SUPPLIED RECORDS:
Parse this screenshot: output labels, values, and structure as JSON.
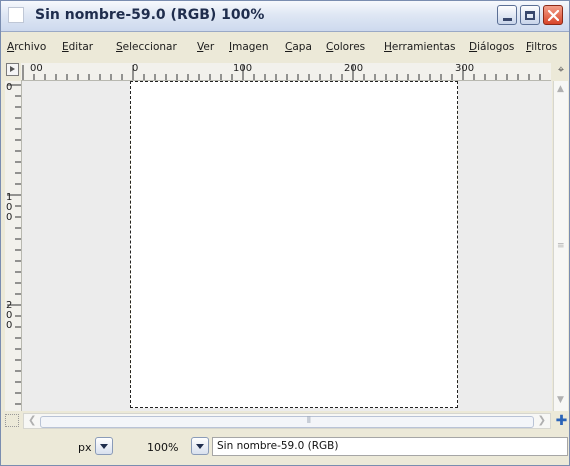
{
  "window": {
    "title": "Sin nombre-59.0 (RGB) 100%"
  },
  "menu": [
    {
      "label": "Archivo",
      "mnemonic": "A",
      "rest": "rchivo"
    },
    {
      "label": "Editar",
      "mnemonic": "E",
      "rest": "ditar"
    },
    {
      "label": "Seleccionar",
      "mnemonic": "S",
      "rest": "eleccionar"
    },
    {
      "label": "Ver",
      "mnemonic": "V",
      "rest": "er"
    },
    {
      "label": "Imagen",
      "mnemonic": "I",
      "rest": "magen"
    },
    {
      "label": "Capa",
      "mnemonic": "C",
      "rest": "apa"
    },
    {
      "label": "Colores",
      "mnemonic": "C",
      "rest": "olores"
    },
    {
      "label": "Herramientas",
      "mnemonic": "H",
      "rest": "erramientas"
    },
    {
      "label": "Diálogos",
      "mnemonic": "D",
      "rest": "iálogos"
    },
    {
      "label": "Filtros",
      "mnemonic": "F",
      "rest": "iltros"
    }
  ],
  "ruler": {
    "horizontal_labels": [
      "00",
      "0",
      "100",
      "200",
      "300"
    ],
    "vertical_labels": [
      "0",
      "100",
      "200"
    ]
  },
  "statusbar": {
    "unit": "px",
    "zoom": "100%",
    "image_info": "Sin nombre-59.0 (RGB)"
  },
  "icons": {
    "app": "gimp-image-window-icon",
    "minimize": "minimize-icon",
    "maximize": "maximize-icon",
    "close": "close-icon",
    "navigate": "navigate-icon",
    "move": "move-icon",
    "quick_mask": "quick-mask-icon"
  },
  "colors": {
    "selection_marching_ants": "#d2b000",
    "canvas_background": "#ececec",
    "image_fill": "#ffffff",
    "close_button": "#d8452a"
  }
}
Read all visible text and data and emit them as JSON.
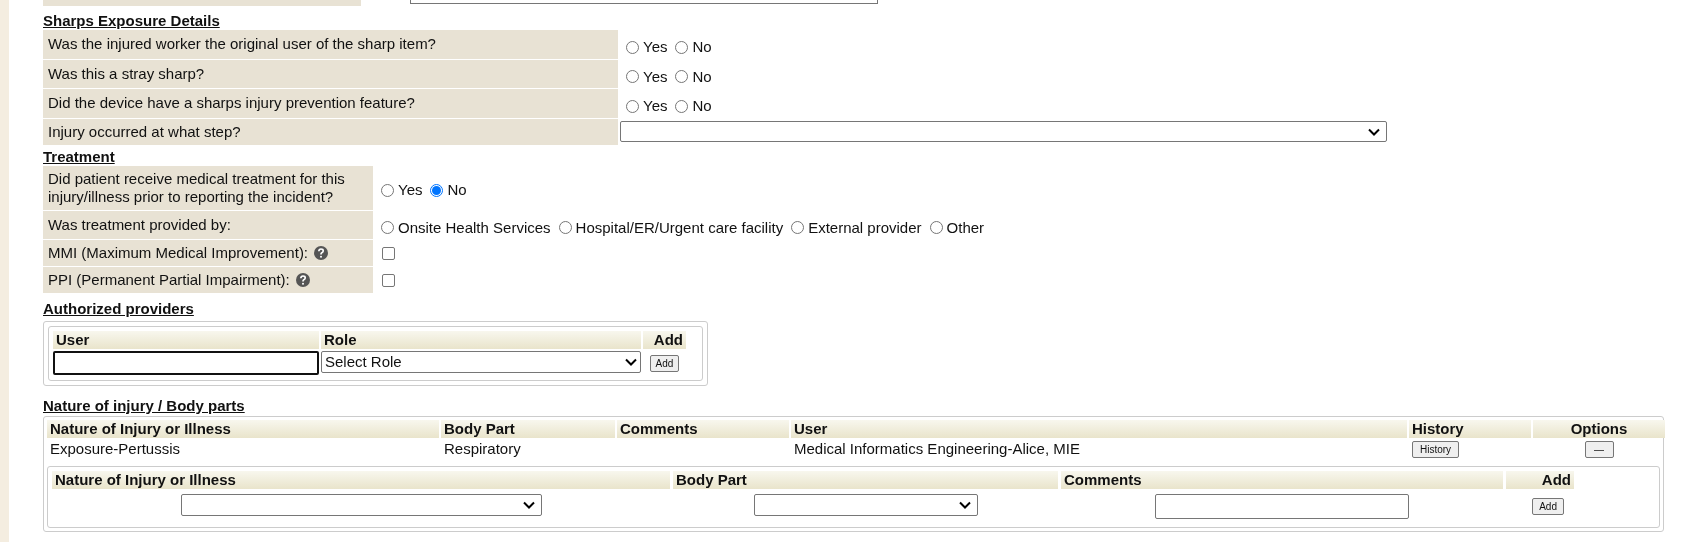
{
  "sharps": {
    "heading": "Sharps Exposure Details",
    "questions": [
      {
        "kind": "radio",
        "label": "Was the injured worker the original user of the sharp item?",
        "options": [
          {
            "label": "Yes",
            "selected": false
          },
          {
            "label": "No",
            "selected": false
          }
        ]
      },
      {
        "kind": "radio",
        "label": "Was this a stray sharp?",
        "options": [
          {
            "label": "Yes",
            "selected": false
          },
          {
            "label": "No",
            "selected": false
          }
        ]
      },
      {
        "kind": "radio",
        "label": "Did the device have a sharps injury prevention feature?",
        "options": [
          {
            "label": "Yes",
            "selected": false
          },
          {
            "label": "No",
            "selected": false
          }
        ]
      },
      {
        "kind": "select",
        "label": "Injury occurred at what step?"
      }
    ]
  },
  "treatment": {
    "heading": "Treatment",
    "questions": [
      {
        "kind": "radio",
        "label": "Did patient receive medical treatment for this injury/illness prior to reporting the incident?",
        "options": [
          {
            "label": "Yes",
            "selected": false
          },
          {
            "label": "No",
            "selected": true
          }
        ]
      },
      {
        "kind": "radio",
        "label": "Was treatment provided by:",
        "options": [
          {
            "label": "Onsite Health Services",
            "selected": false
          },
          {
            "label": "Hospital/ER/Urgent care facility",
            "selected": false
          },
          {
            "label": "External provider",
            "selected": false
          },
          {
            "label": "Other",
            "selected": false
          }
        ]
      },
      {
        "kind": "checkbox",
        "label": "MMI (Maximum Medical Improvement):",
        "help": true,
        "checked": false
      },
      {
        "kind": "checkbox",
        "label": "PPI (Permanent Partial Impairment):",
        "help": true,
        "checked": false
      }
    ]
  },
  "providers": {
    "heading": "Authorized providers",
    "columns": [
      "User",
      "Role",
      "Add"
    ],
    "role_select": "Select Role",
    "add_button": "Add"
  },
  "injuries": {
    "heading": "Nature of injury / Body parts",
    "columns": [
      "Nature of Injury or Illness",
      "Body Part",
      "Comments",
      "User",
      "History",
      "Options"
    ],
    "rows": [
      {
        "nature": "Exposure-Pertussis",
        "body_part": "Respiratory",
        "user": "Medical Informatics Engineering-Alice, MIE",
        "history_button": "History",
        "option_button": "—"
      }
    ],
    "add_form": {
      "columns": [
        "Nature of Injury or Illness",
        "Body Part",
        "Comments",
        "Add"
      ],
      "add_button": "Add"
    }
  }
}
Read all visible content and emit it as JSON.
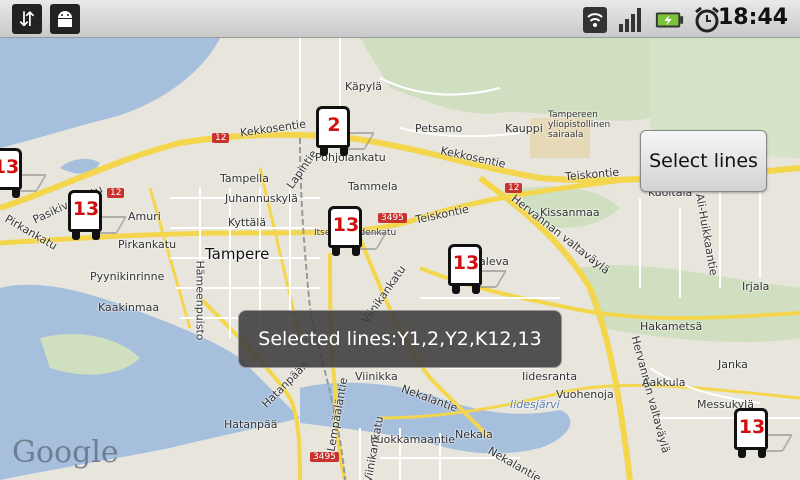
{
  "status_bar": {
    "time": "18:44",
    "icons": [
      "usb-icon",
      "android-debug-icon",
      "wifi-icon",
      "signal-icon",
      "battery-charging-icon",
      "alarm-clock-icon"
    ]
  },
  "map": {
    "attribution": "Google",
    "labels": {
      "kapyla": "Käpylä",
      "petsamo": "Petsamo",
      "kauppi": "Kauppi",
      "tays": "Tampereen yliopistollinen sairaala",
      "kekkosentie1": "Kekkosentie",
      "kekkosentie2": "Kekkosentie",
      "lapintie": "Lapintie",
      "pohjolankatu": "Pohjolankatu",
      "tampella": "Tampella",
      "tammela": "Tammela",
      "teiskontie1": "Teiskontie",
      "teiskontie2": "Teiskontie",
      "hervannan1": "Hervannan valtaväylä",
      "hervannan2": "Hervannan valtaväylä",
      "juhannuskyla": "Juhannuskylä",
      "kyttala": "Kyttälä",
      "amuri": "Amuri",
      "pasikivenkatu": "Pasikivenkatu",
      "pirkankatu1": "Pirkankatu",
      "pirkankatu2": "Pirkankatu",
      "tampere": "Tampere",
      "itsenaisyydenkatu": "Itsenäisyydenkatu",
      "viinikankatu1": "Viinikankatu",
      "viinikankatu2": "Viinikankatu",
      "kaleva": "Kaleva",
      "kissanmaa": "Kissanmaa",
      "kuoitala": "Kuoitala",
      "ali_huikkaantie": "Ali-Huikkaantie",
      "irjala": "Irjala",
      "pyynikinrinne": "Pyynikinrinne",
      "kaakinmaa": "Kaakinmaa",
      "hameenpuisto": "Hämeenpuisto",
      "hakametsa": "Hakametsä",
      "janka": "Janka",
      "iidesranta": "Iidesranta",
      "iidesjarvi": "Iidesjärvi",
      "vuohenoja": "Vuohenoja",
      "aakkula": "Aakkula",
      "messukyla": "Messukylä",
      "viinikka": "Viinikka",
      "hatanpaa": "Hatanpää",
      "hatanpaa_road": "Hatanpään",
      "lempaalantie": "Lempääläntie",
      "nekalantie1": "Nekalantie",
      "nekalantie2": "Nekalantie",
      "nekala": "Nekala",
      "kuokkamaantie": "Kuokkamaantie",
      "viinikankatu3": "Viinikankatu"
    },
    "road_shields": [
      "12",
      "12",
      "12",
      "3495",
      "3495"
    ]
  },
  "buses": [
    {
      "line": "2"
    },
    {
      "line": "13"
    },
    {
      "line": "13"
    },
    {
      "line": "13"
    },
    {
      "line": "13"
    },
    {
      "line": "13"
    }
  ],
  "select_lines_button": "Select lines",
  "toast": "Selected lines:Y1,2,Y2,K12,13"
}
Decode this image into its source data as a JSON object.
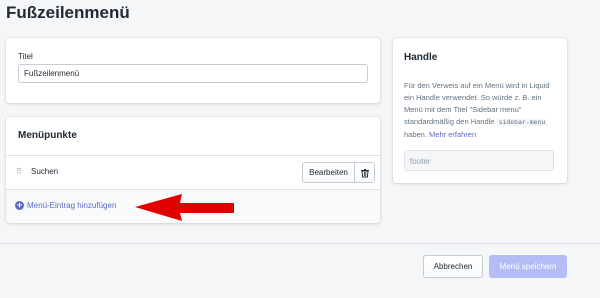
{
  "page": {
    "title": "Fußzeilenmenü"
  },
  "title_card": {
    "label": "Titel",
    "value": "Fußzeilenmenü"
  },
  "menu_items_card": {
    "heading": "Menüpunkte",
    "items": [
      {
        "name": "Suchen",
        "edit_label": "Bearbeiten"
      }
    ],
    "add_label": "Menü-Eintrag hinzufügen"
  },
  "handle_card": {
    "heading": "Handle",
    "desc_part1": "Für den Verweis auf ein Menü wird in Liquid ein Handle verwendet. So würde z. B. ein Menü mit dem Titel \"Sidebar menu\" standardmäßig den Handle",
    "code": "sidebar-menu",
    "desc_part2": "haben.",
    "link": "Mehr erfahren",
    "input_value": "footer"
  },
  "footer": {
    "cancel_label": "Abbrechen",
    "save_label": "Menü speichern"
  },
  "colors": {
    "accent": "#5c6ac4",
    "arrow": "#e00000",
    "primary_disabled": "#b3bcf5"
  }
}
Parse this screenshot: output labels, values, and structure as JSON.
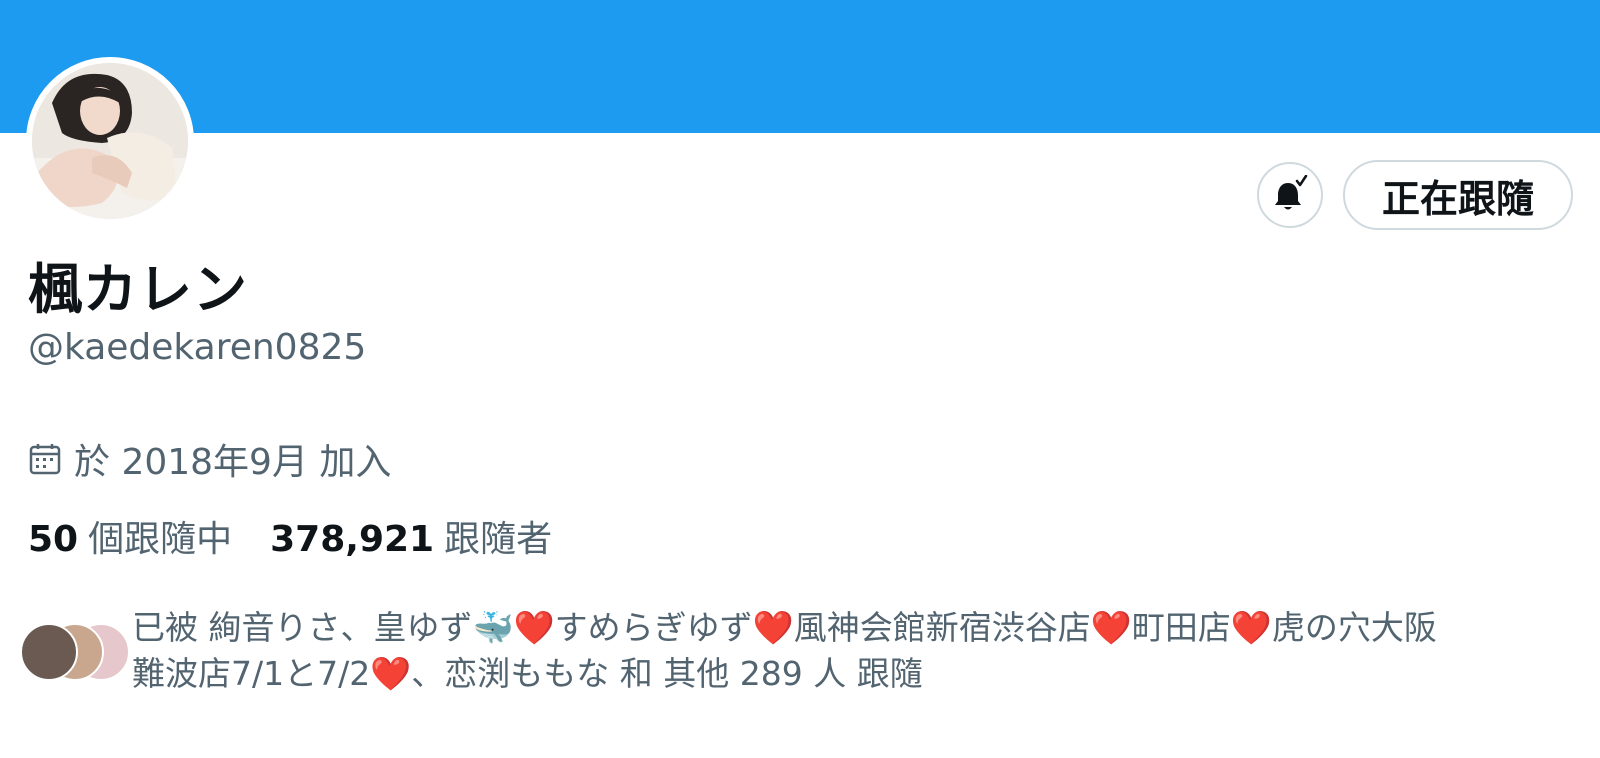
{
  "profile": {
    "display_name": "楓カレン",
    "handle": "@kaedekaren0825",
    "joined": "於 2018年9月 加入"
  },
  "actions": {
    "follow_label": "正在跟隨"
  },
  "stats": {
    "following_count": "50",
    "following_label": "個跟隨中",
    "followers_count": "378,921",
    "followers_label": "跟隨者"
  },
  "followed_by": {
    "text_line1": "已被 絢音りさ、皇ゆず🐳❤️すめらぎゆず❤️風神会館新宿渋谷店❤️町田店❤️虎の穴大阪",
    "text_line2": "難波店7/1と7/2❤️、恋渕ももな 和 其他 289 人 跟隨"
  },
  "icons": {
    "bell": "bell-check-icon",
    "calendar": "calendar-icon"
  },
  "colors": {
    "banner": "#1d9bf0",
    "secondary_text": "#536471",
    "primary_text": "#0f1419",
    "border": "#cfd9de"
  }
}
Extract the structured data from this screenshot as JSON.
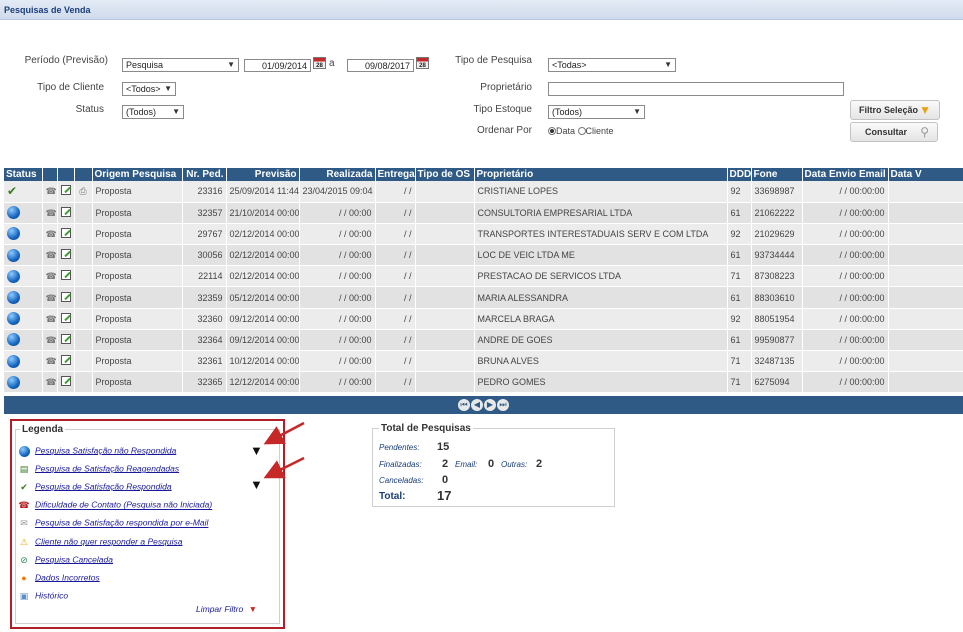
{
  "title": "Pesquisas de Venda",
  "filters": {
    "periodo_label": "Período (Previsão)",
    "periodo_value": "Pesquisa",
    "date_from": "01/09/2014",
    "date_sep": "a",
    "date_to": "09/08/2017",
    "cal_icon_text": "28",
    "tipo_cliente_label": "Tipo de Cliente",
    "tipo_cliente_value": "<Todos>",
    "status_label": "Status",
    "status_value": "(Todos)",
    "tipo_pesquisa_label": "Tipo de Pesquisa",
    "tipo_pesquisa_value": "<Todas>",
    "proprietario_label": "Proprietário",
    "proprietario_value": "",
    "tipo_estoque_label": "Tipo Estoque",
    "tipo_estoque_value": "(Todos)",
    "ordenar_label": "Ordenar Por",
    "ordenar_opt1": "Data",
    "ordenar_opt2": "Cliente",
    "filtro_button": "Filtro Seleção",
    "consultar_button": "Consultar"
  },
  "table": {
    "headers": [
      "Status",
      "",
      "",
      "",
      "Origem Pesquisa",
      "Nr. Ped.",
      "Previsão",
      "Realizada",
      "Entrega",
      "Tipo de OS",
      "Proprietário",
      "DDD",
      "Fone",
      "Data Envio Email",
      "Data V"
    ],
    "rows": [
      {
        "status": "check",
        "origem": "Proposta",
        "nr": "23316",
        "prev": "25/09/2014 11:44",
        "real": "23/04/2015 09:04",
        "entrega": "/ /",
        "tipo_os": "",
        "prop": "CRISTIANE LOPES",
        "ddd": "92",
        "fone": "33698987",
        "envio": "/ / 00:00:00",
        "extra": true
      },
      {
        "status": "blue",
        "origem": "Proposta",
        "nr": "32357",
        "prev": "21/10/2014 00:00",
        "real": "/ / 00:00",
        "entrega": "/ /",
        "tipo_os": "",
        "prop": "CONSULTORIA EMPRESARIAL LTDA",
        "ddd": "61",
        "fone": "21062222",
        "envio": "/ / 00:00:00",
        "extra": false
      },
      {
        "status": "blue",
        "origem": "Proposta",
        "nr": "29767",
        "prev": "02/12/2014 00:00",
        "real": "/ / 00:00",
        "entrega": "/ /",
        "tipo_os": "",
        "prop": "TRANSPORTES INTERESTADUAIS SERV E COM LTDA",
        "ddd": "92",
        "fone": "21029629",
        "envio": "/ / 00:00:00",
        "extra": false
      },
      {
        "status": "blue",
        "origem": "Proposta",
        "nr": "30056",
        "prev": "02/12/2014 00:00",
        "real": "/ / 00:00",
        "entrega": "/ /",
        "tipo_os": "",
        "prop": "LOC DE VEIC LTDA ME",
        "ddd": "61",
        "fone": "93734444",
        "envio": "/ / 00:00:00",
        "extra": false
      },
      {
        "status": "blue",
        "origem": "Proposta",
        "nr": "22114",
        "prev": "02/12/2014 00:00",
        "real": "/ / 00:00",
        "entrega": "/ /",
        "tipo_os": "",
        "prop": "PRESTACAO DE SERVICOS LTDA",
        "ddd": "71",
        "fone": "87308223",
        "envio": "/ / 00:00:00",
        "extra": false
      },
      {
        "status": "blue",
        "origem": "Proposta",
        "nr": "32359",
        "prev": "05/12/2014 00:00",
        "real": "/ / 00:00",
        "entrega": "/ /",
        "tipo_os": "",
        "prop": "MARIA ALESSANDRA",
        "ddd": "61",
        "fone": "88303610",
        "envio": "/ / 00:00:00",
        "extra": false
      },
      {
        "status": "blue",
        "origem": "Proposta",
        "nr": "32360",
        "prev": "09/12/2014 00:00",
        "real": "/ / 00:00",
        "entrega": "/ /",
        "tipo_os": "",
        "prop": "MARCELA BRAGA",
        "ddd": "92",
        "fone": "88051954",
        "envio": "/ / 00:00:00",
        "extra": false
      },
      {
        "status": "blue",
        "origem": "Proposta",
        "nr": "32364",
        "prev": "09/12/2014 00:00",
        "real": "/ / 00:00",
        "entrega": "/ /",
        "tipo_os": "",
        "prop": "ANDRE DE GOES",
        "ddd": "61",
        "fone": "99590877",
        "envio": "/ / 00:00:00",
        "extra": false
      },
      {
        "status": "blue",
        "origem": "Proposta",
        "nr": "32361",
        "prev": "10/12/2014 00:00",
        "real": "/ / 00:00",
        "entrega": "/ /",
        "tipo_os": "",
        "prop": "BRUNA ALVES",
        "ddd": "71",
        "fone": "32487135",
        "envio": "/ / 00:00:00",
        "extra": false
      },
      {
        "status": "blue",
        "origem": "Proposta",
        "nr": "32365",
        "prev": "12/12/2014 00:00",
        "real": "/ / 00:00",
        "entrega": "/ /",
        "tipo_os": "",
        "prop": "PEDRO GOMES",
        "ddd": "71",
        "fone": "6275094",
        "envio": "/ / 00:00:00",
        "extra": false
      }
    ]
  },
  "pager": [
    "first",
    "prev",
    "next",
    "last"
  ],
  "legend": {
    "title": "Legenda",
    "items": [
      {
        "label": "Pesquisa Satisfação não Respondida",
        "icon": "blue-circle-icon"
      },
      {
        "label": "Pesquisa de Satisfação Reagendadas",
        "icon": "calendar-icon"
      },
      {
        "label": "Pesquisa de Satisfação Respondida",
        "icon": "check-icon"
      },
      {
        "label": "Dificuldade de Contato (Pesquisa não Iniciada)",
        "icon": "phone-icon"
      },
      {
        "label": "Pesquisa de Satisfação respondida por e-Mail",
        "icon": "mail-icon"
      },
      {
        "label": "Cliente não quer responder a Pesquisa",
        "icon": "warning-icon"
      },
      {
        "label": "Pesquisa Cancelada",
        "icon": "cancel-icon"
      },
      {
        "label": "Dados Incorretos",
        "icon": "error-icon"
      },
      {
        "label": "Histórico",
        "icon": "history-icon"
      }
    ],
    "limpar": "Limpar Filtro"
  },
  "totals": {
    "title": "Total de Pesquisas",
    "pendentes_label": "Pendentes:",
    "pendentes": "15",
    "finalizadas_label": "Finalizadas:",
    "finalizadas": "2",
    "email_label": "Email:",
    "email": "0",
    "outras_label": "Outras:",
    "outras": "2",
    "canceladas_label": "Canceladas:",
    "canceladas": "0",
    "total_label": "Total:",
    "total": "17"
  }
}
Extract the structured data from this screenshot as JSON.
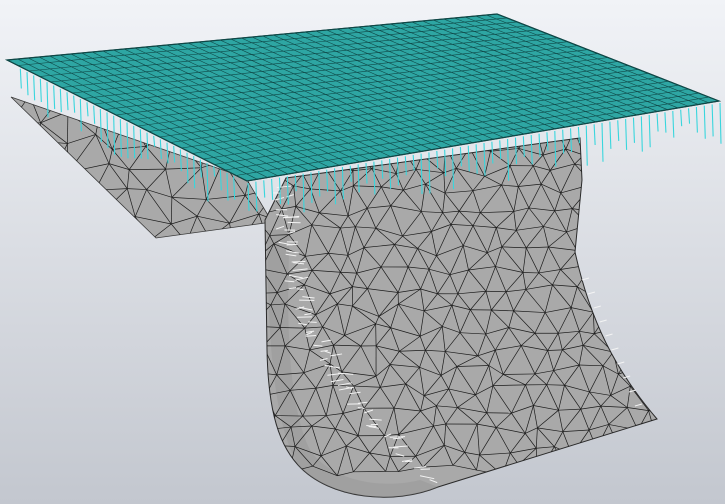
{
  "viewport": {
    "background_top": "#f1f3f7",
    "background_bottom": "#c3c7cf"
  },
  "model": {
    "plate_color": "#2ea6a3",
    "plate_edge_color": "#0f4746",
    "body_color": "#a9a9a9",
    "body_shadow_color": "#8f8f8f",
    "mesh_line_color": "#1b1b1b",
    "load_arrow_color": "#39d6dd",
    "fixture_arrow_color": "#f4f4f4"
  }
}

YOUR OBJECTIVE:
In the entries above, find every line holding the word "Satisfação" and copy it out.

RESULT OF THIS EXERCISE:
        "label": "Pesquisa Satisfação não Respondida",
        "label": "Pesquisa de Satisfação Reagendadas",
        "label": "Pesquisa de Satisfação Respondida",
        "label": "Pesquisa de Satisfação respondida por e-Mail",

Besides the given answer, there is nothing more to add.